The script by Mark Mallouk and James Butterworth, for the most part, keeps the years-skipping story moving, but allows some characters like Bulger’s wife to simply disappear  without sufficient resolution.
 
The best thing about the film is some of the performances.  First of all Johnny Depp redeems himself with some of his recent bad choices… Mordecai, The Lone Ranger…and gives an award-worthy portrayal of the notorious James “Whitey” Bulger.  
Joel Edgerton also gives a fine performance as John Connolly, the FBI agent, who allows Bulger to build his empire. 

But, in some respects, the most interesting performance is by Benedict Cumberbach as Whitey’s brother Billy, who was a power in the Massachusetts State Senate.  Seeing how the man who plays the arrogant Sherlock Holmes in the BBC series holds his chest in and creates an air of meekness, not to mention his handling of the Boston accent, is a testament to the art that, occasionally, rises above the craft of acting.

I give Black Mass a 4 out of 5.

Pawn Sacrifice










Director Edward Zwick’s Pawn Sacrifice is a worthy attempt to depict the Cold War period of the mid-‘60s, when Chess Master Bobby Fischer’s defeat of Russian players meant as much to the U.S. Government as it did to him.
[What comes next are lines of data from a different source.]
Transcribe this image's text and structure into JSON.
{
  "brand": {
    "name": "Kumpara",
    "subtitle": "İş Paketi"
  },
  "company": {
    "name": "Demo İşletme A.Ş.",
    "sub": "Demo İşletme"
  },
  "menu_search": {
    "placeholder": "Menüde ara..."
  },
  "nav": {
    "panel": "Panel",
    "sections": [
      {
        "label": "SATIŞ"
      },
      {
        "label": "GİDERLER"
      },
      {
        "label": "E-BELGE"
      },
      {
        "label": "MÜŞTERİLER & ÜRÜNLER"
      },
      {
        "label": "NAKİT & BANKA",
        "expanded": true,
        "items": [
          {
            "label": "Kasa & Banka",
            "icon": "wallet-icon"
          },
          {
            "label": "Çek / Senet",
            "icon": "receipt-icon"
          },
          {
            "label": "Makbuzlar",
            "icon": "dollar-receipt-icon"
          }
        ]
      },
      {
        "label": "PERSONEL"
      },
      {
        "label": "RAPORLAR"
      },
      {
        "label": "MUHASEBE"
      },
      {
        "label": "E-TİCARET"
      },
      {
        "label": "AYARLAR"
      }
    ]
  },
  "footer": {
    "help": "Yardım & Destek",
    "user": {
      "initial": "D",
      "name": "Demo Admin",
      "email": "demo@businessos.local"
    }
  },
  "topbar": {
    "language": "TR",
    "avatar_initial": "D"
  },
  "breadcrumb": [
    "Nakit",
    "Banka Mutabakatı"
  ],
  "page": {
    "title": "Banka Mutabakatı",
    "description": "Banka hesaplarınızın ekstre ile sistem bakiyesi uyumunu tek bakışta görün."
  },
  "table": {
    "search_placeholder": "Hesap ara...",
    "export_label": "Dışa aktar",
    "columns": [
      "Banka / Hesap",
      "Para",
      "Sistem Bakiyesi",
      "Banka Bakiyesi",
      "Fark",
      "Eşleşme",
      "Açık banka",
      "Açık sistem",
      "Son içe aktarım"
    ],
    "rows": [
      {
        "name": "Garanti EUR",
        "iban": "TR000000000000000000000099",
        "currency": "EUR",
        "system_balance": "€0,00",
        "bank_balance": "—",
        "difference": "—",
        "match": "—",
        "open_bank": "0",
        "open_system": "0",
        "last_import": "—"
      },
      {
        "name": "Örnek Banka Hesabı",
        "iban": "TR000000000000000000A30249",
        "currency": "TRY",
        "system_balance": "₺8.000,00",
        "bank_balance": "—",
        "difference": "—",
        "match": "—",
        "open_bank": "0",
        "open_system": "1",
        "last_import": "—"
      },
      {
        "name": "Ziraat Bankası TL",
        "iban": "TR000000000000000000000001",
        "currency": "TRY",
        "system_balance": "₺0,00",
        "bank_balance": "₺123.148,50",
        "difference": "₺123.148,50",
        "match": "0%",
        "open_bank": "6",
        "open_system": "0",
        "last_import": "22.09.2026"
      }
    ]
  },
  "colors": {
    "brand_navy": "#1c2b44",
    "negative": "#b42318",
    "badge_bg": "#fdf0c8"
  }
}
The film is told in a docu-drama style from a script by Steven Knight based on a story by Stephen J. Rivele and Christopher Wilkinson.
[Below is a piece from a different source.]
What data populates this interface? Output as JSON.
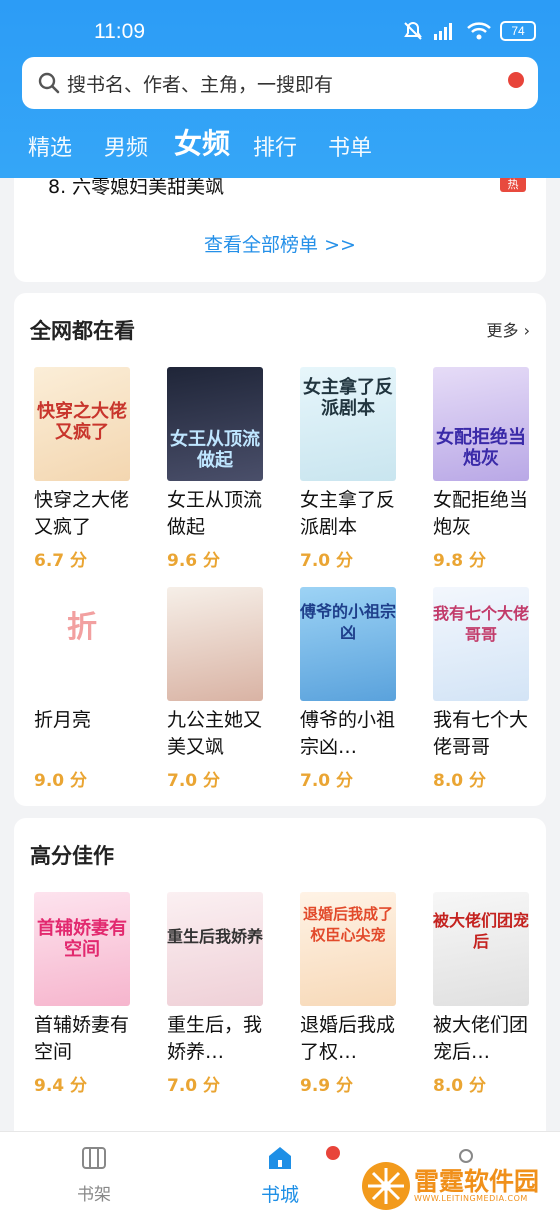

While they succeed in giving a depiction of the times, they falter at depicting the drama of the game and its history.  For instance, the flow of pieces in the reputed best single game in history between Fischer and Boris Spassky is not even dramatized.

The biggest problem with this story, however, is that, beset with undiagnosed personal demons, Bobby Fischer was not a very likeable guy and there are times when the viewer loses sympathy with him and doesn’t care if he wins or loses.

Toby Maguire tries hard to bring humanity to Fischer’s character, but the better performances are by Live Schreiber as Spassky and Peter Sarsgaard as Father Bill Lombardy, Fischer’s friend.

The sad part of this story is that, like Alan Turing (The Imitation Game), once Fischer  gave the Government  “its” victory, he became a castaway and had to live out his life in Iceland.

I give Pawn Sacrifice a 3.7 out of 5.